X-ray Emission from Atoms
Inside the Atom
An atom has a nucleus, which contains particles of positive charge
(protons) and particles of
neutral charge (neutrons).
Surrounding the nucleus of an atom are shells of electrons - small negatively charged
particles. Each shell has a specific energy associated with it.
Within these shells the electrons move around the nucleus of the atom.
The ground state of an electron, the energy level it
normally occupies, is the state of lowest energy for that
electron. (Note that electron doesn't actually move about the nucleus
in a circle. See The Quantum Story below.)|
|When an electron occupies an energy shell greater than its ground
state, it is in an excited state. An electron can become excited
if it is given extra energy, such as when it absorbs a
photon or if collides with a
nearby atom or particle.
An electron does not stay in an excited state for very long - it soon
returns to the ground states. When it does so, a photon is emitted
that has the same energy as the difference in the energy level
between the excited state and the ground state.
So an electron moving from one energy shell to a lower one emits a
photon of a specific energy. Since the energy and wavelength of the
photon are related, we see this photon at a specfic wavelength in the
spectrum. We refer to these as a "line" in the spectrum. Because
there are many energy shells in any particular atom, there are many
different possible energies with different initial and final values.
When an atom is in an excited state, the electron can drop all the
way to the ground state, or stop in an intermediate level.
Below is the optical spectrum for
The distinct lines near 435 nm, 487 nm, and 655 nm show transitions
from the 5th, 4th and 3rd energy shells, respectively, into the 2nd
A hydrogen atom has one proton and one electron. That makes it
easy to understand, and scientists can calculate exactly what energy
the electron has in each shell. But hydrogen is also the least energetic
element. Even the most energetic line hydrogen emits (when an
electron drops down from the second shell to the first) has only
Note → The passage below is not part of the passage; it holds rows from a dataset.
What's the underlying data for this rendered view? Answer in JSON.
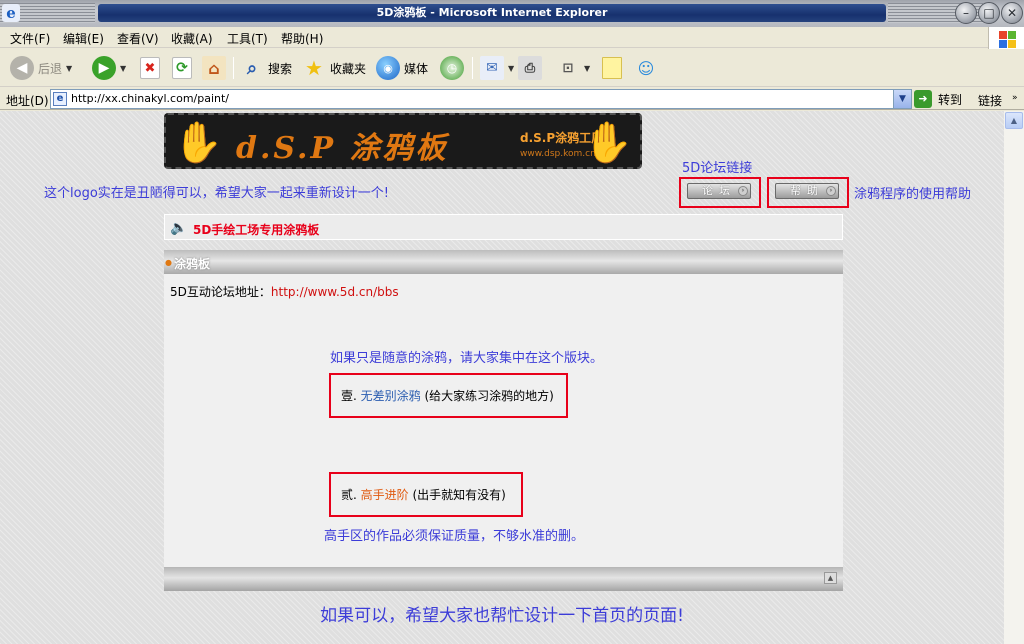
{
  "window": {
    "title": "5D涂鸦板 - Microsoft Internet Explorer",
    "ie_icon": "ie-logo-icon",
    "controls": [
      "minimize-icon",
      "maximize-icon",
      "close-icon"
    ]
  },
  "menu": {
    "file": "文件(F)",
    "edit": "编辑(E)",
    "view": "查看(V)",
    "favorites": "收藏(A)",
    "tools": "工具(T)",
    "help": "帮助(H)"
  },
  "toolbar": {
    "back": "后退",
    "search": "搜索",
    "favorites": "收藏夹",
    "media": "媒体"
  },
  "address": {
    "label": "地址(D)",
    "url": "http://xx.chinakyl.com/paint/",
    "go": "转到",
    "links": "链接"
  },
  "page": {
    "logo": {
      "brand": "d.S.P 涂鸦板",
      "subtitle": "d.S.P涂鸦工厂",
      "site": "www.dsp.kom.cn"
    },
    "logo_note": "这个logo实在是丑陋得可以，希望大家一起来重新设计一个!",
    "forum_link_label": "5D论坛链接",
    "forum_button": "论坛",
    "help_button": "帮助",
    "help_note": "涂鸦程序的使用帮助",
    "forum_title": "5D手绘工场专用涂鸦板",
    "board": {
      "header": "涂鸦板",
      "address_label": "5D互动论坛地址：",
      "address_url": "http://www.5d.cn/bbs",
      "note1": "如果只是随意的涂鸦，请大家集中在这个版块。",
      "item1_prefix": "壹.",
      "item1_link": "无差别涂鸦",
      "item1_desc": "(给大家练习涂鸦的地方)",
      "item2_prefix": "贰.",
      "item2_link": "高手进阶",
      "item2_desc": "(出手就知有没有)",
      "note2": "高手区的作品必须保证质量，不够水准的删。"
    },
    "bottom_note": "如果可以，希望大家也帮忙设计一下首页的页面!"
  },
  "colors": {
    "note_blue": "#3c3cd8",
    "highlight_red": "#e8001a",
    "link_blue": "#2a5db0",
    "link_orange": "#e05a10"
  }
}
enough energy to be an ultraviolet photon. So hydrogen atoms do
not emit X-rays!
So what elements emit X-ray lines? The more protons an element has,
more energetic its lines can be. Carbon atoms (6 protons each) can
emit X-rays. But carbon lines are at the low end of X-rays. Many
X-ray instruments cannot detect these photons. Of the common elements
in the universe, iron (26 protons) and oxgen (8 protons) usually are
the two most prominent sources of X-ray lines.
Click on image for larger version.
When first learning about the structure of atoms, it is common to hear
about the electrons being in "orbitals" that have different energies.
We then picture the electron being in a specific location in that orbit.
This is convenient, but not the most accurate way to
model the electrons in an atom.
Although each shell does have a precise energy, the position of the
electron is envisioned as being smeared out into an "electron cloud"
surrounding the nucleus. So, in our quantum story, we don't know the
precise location of the electron, only where it is likely to be.
So instead of electrons moving about the nucleus in a plane (like the
planets in the solar system) electrons move about the nucleus in
three-dimensions. Further, the electron cloud of each
energy level of an atom has a different shape. There are mathematical
equations which will tell you the probability of the electron's location
within that shell.
Let's consider the hydrogen atom.
Probable locations of the electron in the
ground state of the Hydrogen atom.
At the left is a graph of the probable location of the electron in the
ground state. The nucleus is at the center, and where the graph is
brightest is where the electron is most likely to lie. What you see
here is a cross section. That is, you have to imagine the picture
rotated around the vertical axis. So the region inhabited by
this electron looks like a disk in this graph, but it is actually
To the right is an excited state of hydrogen.
Notice that at the center, where the nucleus is, the picture
is dark, indicating that the electron is unlikely to be there. The two bright
regions, where the electron is most likely to
be found, are really just one region. Remember, you have to
mentally rotate this around a vertical axis, so that in three dimensions
the light region is really doughnut shaped.
Probable locations of the electron in an
excited state of Hydrogen.